- [Goal of the exercise] From the records below, please return each line that holds the word "folder".

Items from an interface collection:
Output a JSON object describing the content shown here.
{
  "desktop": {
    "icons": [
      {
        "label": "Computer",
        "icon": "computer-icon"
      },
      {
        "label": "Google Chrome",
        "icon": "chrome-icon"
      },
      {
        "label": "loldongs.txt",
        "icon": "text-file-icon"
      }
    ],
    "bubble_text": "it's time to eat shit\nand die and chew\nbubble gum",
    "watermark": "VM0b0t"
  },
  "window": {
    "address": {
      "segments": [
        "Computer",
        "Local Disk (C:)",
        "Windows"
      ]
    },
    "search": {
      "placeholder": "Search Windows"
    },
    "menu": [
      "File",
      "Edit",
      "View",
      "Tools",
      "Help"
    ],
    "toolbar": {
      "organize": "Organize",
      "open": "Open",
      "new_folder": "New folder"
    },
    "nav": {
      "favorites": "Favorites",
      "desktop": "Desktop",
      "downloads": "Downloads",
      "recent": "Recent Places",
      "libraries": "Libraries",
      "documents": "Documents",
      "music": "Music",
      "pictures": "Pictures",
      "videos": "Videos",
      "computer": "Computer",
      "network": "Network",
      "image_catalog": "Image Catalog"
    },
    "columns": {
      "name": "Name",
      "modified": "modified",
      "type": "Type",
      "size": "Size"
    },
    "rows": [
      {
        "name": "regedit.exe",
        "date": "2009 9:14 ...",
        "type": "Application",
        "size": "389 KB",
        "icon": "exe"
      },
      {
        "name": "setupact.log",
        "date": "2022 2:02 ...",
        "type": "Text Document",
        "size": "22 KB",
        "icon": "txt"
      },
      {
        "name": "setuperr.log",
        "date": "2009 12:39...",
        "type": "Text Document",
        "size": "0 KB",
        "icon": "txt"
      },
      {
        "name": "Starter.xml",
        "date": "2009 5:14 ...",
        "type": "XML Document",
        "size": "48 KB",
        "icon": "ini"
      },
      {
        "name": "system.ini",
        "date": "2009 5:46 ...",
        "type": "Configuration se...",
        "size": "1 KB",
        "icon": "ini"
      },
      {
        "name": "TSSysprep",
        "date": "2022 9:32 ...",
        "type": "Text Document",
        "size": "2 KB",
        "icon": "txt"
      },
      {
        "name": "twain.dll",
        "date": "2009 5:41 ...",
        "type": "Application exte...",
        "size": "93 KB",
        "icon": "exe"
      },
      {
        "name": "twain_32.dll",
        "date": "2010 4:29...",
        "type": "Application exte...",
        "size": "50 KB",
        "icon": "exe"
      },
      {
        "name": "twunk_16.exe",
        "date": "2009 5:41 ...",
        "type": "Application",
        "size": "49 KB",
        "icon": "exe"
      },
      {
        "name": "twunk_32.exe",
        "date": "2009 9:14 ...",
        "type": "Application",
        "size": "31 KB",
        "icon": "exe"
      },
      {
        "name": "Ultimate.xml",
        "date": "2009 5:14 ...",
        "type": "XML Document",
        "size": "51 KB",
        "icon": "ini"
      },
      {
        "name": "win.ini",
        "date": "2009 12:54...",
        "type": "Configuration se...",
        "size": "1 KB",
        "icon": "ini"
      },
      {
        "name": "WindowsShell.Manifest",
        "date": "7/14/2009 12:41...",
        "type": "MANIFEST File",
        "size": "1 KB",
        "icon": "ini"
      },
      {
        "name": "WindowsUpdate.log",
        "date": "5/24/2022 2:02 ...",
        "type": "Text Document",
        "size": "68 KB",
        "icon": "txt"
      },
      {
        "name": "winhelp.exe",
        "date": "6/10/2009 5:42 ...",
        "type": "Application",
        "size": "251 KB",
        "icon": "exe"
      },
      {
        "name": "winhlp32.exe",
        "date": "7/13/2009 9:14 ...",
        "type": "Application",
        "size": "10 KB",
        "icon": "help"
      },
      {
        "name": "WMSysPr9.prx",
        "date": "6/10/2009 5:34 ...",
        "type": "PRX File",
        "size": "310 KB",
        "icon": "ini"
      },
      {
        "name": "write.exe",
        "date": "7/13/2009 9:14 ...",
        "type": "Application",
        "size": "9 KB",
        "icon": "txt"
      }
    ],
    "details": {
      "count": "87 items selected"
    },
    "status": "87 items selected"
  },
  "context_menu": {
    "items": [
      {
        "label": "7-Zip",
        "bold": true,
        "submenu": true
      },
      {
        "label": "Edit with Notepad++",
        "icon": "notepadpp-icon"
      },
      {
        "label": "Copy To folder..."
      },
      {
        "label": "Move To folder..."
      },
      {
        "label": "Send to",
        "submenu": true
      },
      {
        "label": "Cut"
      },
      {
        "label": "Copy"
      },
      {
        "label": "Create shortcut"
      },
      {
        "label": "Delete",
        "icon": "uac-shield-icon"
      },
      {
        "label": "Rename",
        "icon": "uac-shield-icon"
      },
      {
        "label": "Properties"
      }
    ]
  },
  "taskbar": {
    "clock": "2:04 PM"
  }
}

- [Response]
      "new_folder": "New folder"
        "label": "Copy To folder..."
        "label": "Move To folder..."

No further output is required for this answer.